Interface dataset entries
-- Opening Marker --
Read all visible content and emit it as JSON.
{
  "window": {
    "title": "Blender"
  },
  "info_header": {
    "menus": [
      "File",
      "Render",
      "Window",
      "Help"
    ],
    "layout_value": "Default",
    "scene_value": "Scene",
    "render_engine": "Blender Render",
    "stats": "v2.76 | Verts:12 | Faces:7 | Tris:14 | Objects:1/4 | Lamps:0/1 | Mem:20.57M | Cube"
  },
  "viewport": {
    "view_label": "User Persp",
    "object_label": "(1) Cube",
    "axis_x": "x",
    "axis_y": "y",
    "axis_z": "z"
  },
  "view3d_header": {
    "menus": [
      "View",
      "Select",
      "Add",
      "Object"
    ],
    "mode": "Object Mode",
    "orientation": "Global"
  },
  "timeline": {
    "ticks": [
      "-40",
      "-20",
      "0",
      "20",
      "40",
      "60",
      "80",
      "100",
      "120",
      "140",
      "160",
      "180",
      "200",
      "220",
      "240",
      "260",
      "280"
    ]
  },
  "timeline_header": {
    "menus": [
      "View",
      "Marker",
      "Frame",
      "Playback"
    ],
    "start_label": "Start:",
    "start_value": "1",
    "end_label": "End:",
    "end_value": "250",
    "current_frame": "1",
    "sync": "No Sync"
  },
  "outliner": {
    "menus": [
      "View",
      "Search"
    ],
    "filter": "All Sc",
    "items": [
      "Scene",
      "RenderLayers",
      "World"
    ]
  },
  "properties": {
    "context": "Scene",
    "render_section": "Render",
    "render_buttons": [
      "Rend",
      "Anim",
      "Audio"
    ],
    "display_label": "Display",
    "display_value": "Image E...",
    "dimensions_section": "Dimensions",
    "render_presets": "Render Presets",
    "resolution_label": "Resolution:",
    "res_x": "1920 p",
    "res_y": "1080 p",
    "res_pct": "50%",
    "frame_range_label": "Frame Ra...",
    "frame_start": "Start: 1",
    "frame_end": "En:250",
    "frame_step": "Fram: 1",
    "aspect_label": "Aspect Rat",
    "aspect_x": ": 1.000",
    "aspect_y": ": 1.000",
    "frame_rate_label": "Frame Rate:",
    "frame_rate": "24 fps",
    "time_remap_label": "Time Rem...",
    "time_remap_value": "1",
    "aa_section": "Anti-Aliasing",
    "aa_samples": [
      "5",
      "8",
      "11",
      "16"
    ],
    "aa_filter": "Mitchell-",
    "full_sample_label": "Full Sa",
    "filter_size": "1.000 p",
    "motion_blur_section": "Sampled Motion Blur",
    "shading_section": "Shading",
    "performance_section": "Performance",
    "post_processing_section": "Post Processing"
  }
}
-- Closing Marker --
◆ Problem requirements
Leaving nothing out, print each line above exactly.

◆ Written answer
Read all visible content and emit it as JSON.
{
  "window": {
    "title": "Blender"
  },
  "info_header": {
    "menus": [
      "File",
      "Render",
      "Window",
      "Help"
    ],
    "layout_value": "Default",
    "scene_value": "Scene",
    "render_engine": "Blender Render",
    "stats": "v2.76 | Verts:12 | Faces:7 | Tris:14 | Objects:1/4 | Lamps:0/1 | Mem:20.57M | Cube"
  },
  "viewport": {
    "view_label": "User Persp",
    "object_label": "(1) Cube",
    "axis_x": "x",
    "axis_y": "y",
    "axis_z": "z"
  },
  "view3d_header": {
    "menus": [
      "View",
      "Select",
      "Add",
      "Object"
    ],
    "mode": "Object Mode",
    "orientation": "Global"
  },
  "timeline": {
    "ticks": [
      "-40",
      "-20",
      "0",
      "20",
      "40",
      "60",
      "80",
      "100",
      "120",
      "140",
      "160",
      "180",
      "200",
      "220",
      "240",
      "260",
      "280"
    ]
  },
  "timeline_header": {
    "menus": [
      "View",
      "Marker",
      "Frame",
      "Playback"
    ],
    "start_label": "Start:",
    "start_value": "1",
    "end_label": "End:",
    "end_value": "250",
    "current_frame": "1",
    "sync": "No Sync"
  },
  "outliner": {
    "menus": [
      "View",
      "Search"
    ],
    "filter": "All Sc",
    "items": [
      "Scene",
      "RenderLayers",
      "World"
    ]
  },
  "properties": {
    "context": "Scene",
    "render_section": "Render",
    "render_buttons": [
      "Rend",
      "Anim",
      "Audio"
    ],
    "display_label": "Display",
    "display_value": "Image E...",
    "dimensions_section": "Dimensions",
    "render_presets": "Render Presets",
    "resolution_label": "Resolution:",
    "res_x": "1920 p",
    "res_y": "1080 p",
    "res_pct": "50%",
    "frame_range_label": "Frame Ra...",
    "frame_start": "Start: 1",
    "frame_end": "En:250",
    "frame_step": "Fram: 1",
    "aspect_label": "Aspect Rat",
    "aspect_x": ": 1.000",
    "aspect_y": ": 1.000",
    "frame_rate_label": "Frame Rate:",
    "frame_rate": "24 fps",
    "time_remap_label": "Time Rem...",
    "time_remap_value": "1",
    "aa_section": "Anti-Aliasing",
    "aa_samples": [
      "5",
      "8",
      "11",
      "16"
    ],
    "aa_filter": "Mitchell-",
    "full_sample_label": "Full Sa",
    "filter_size": "1.000 p",
    "motion_blur_section": "Sampled Motion Blur",
    "shading_section": "Shading",
    "performance_section": "Performance",
    "post_processing_section": "Post Processing"
  }
}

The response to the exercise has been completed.